INFORMATION SUPPLIED:

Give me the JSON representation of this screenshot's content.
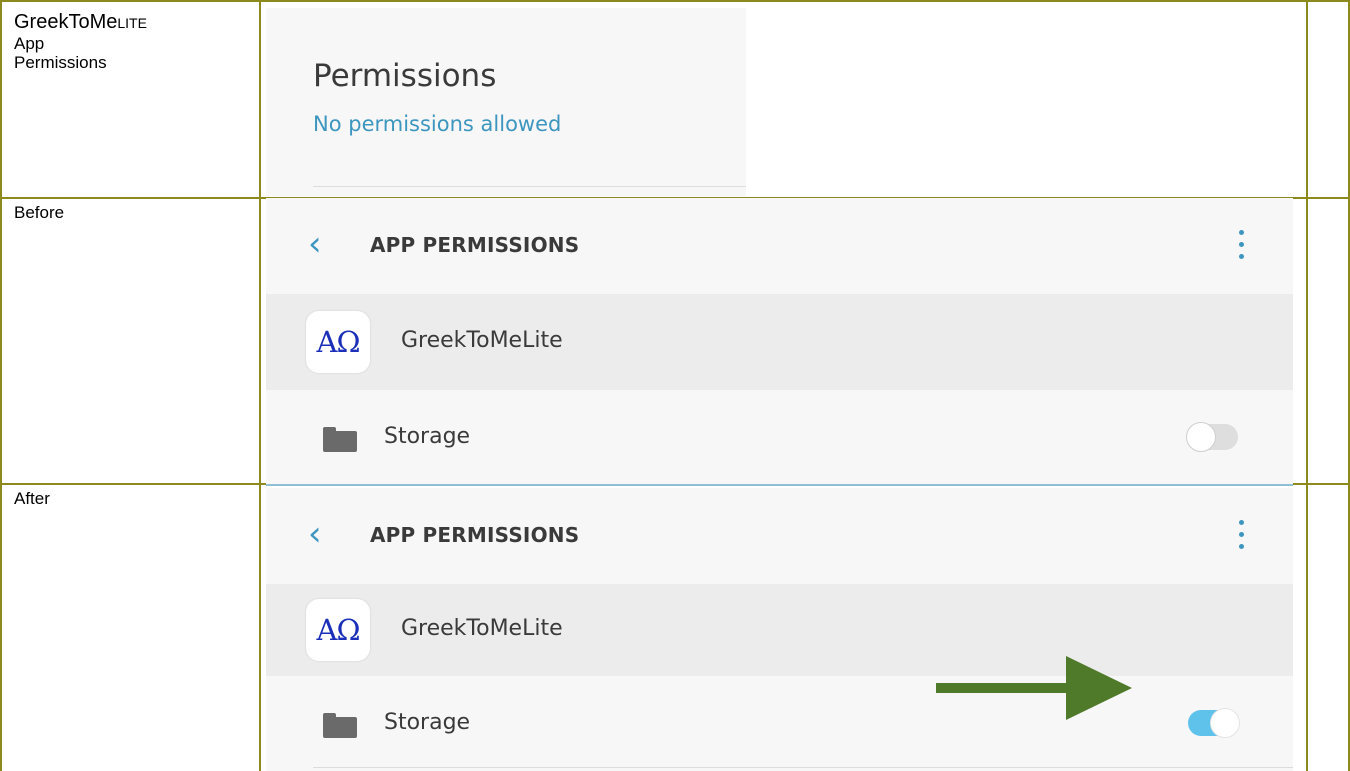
{
  "sidebar": {
    "title_main": "GreekToMe",
    "title_smallcaps": "Lite",
    "title_line2": "App",
    "title_line3": "Permissions",
    "before_label": "Before",
    "after_label": "After"
  },
  "permissions_panel": {
    "heading": "Permissions",
    "status": "No permissions allowed"
  },
  "before_screen": {
    "back_icon": "chevron-left-icon",
    "title": "APP PERMISSIONS",
    "app_name": "GreekToMeLite",
    "app_icon_text": "AΩ",
    "permission_label": "Storage",
    "toggle_state": "off"
  },
  "after_screen": {
    "back_icon": "chevron-left-icon",
    "title": "APP PERMISSIONS",
    "app_name": "GreekToMeLite",
    "app_icon_text": "AΩ",
    "permission_label": "Storage",
    "toggle_state": "on"
  },
  "colors": {
    "table_border": "#8c8a1e",
    "accent_blue": "#3d96bf",
    "toggle_on": "#5ec2ea",
    "arrow_green": "#4f7a2a"
  }
}
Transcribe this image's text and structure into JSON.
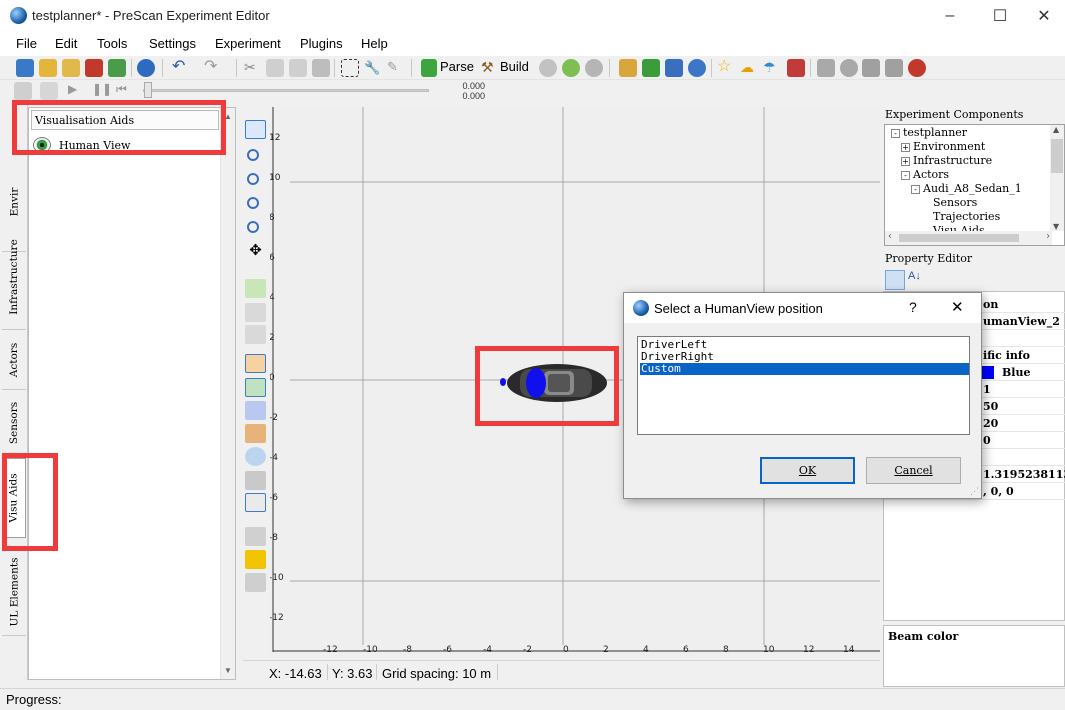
{
  "window": {
    "title": "testplanner* - PreScan Experiment Editor",
    "controls": [
      "–",
      "☐",
      "✕"
    ]
  },
  "menu": [
    "File",
    "Edit",
    "Tools",
    "Settings",
    "Experiment",
    "Plugins",
    "Help"
  ],
  "toolbar": {
    "parse_label": "Parse",
    "build_label": "Build"
  },
  "playback": {
    "time_top": "0.000",
    "time_bottom": "0.000"
  },
  "left_tabs": [
    "Environment",
    "Infrastructure",
    "Actors",
    "Sensors",
    "Visu Aids",
    "UL Elements"
  ],
  "left_tabs_visible": [
    "Envir",
    "Infrastructure",
    "Actors",
    "Sensors",
    "Visu Aids",
    "UL Elements"
  ],
  "left_panel": {
    "header": "Visualisation Aids",
    "items": [
      {
        "label": "Human View",
        "icon": "eye-icon"
      }
    ]
  },
  "canvas": {
    "y_ticks": [
      "12",
      "10",
      "8",
      "6",
      "4",
      "2",
      "0",
      "-2",
      "-4",
      "-6",
      "-8",
      "-10",
      "-12"
    ],
    "x_ticks": [
      "-12",
      "-10",
      "-8",
      "-6",
      "-4",
      "-2",
      "0",
      "2",
      "4",
      "6",
      "8",
      "10",
      "12",
      "14"
    ]
  },
  "status": {
    "x": "X: -14.63",
    "y": "Y: 3.63",
    "grid": "Grid spacing: 10 m"
  },
  "right_panel": {
    "components_title": "Experiment Components",
    "tree": [
      {
        "label": "testplanner",
        "level": 0,
        "toggle": "-"
      },
      {
        "label": "Environment",
        "level": 1,
        "toggle": "+"
      },
      {
        "label": "Infrastructure",
        "level": 1,
        "toggle": "+"
      },
      {
        "label": "Actors",
        "level": 1,
        "toggle": "-"
      },
      {
        "label": "Audi_A8_Sedan_1",
        "level": 2,
        "toggle": "-"
      },
      {
        "label": "Sensors",
        "level": 3,
        "toggle": ""
      },
      {
        "label": "Trajectories",
        "level": 3,
        "toggle": ""
      },
      {
        "label": "Visu Aids",
        "level": 3,
        "toggle": ""
      }
    ],
    "property_title": "Property Editor",
    "properties": [
      {
        "name": "",
        "value": "on",
        "bold": true
      },
      {
        "name": "",
        "value": "umanView_2",
        "bold": true
      },
      {
        "name": "",
        "value": "",
        "bold": false
      },
      {
        "name": "",
        "value": "ific info",
        "bold": true
      },
      {
        "name": "",
        "value": "Blue",
        "bold": true,
        "swatch": "#0000ff"
      },
      {
        "name": "",
        "value": "1",
        "bold": true
      },
      {
        "name": "",
        "value": "50",
        "bold": true
      },
      {
        "name": "",
        "value": "20",
        "bold": true
      },
      {
        "name": "",
        "value": "0",
        "bold": true
      },
      {
        "name": "",
        "value": "",
        "bold": false
      },
      {
        "name": "",
        "value": "1.3195238113",
        "bold": true
      },
      {
        "name": "",
        "value": ", 0, 0",
        "bold": true
      }
    ],
    "description": "Beam color"
  },
  "progress_label": "Progress:",
  "dialog": {
    "title": "Select a HumanView position",
    "help": "?",
    "close": "✕",
    "options": [
      "DriverLeft",
      "DriverRight",
      "Custom"
    ],
    "selected_index": 2,
    "ok_label": "OK",
    "cancel_label": "Cancel"
  },
  "colors": {
    "highlight": "#ef3b3b",
    "selection": "#0a64c8",
    "viewcone": "#1010ee"
  }
}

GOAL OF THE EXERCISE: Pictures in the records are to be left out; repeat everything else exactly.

ANSWER TO THE PROBLEM:
Give me the JSON representation of this screenshot's content.
{
  "sidebar": {
    "title_main": "GreekToMe",
    "title_smallcaps": "Lite",
    "title_line2": "App",
    "title_line3": "Permissions",
    "before_label": "Before",
    "after_label": "After"
  },
  "permissions_panel": {
    "heading": "Permissions",
    "status": "No permissions allowed"
  },
  "before_screen": {
    "back_icon": "chevron-left-icon",
    "title": "APP PERMISSIONS",
    "app_name": "GreekToMeLite",
    "app_icon_text": "AΩ",
    "permission_label": "Storage",
    "toggle_state": "off"
  },
  "after_screen": {
    "back_icon": "chevron-left-icon",
    "title": "APP PERMISSIONS",
    "app_name": "GreekToMeLite",
    "app_icon_text": "AΩ",
    "permission_label": "Storage",
    "toggle_state": "on"
  },
  "colors": {
    "table_border": "#8c8a1e",
    "accent_blue": "#3d96bf",
    "toggle_on": "#5ec2ea",
    "arrow_green": "#4f7a2a"
  }
}
Transcribe this image's text and structure into JSON.
{
  "window": {
    "title": "testplanner* - PreScan Experiment Editor",
    "controls": [
      "–",
      "☐",
      "✕"
    ]
  },
  "menu": [
    "File",
    "Edit",
    "Tools",
    "Settings",
    "Experiment",
    "Plugins",
    "Help"
  ],
  "toolbar": {
    "parse_label": "Parse",
    "build_label": "Build"
  },
  "playback": {
    "time_top": "0.000",
    "time_bottom": "0.000"
  },
  "left_tabs": [
    "Environment",
    "Infrastructure",
    "Actors",
    "Sensors",
    "Visu Aids",
    "UL Elements"
  ],
  "left_tabs_visible": [
    "Envir",
    "Infrastructure",
    "Actors",
    "Sensors",
    "Visu Aids",
    "UL Elements"
  ],
  "left_panel": {
    "header": "Visualisation Aids",
    "items": [
      {
        "label": "Human View",
        "icon": "eye-icon"
      }
    ]
  },
  "canvas": {
    "y_ticks": [
      "12",
      "10",
      "8",
      "6",
      "4",
      "2",
      "0",
      "-2",
      "-4",
      "-6",
      "-8",
      "-10",
      "-12"
    ],
    "x_ticks": [
      "-12",
      "-10",
      "-8",
      "-6",
      "-4",
      "-2",
      "0",
      "2",
      "4",
      "6",
      "8",
      "10",
      "12",
      "14"
    ]
  },
  "status": {
    "x": "X: -14.63",
    "y": "Y: 3.63",
    "grid": "Grid spacing: 10 m"
  },
  "right_panel": {
    "components_title": "Experiment Components",
    "tree": [
      {
        "label": "testplanner",
        "level": 0,
        "toggle": "-"
      },
      {
        "label": "Environment",
        "level": 1,
        "toggle": "+"
      },
      {
        "label": "Infrastructure",
        "level": 1,
        "toggle": "+"
      },
      {
        "label": "Actors",
        "level": 1,
        "toggle": "-"
      },
      {
        "label": "Audi_A8_Sedan_1",
        "level": 2,
        "toggle": "-"
      },
      {
        "label": "Sensors",
        "level": 3,
        "toggle": ""
      },
      {
        "label": "Trajectories",
        "level": 3,
        "toggle": ""
      },
      {
        "label": "Visu Aids",
        "level": 3,
        "toggle": ""
      }
    ],
    "property_title": "Property Editor",
    "properties": [
      {
        "name": "",
        "value": "on",
        "bold": true
      },
      {
        "name": "",
        "value": "umanView_2",
        "bold": true
      },
      {
        "name": "",
        "value": "",
        "bold": false
      },
      {
        "name": "",
        "value": "ific info",
        "bold": true
      },
      {
        "name": "",
        "value": "Blue",
        "bold": true,
        "swatch": "#0000ff"
      },
      {
        "name": "",
        "value": "1",
        "bold": true
      },
      {
        "name": "",
        "value": "50",
        "bold": true
      },
      {
        "name": "",
        "value": "20",
        "bold": true
      },
      {
        "name": "",
        "value": "0",
        "bold": true
      },
      {
        "name": "",
        "value": "",
        "bold": false
      },
      {
        "name": "",
        "value": "1.3195238113",
        "bold": true
      },
      {
        "name": "",
        "value": ", 0, 0",
        "bold": true
      }
    ],
    "description": "Beam color"
  },
  "progress_label": "Progress:",
  "dialog": {
    "title": "Select a HumanView position",
    "help": "?",
    "close": "✕",
    "options": [
      "DriverLeft",
      "DriverRight",
      "Custom"
    ],
    "selected_index": 2,
    "ok_label": "OK",
    "cancel_label": "Cancel"
  },
  "colors": {
    "highlight": "#ef3b3b",
    "selection": "#0a64c8",
    "viewcone": "#1010ee"
  }
}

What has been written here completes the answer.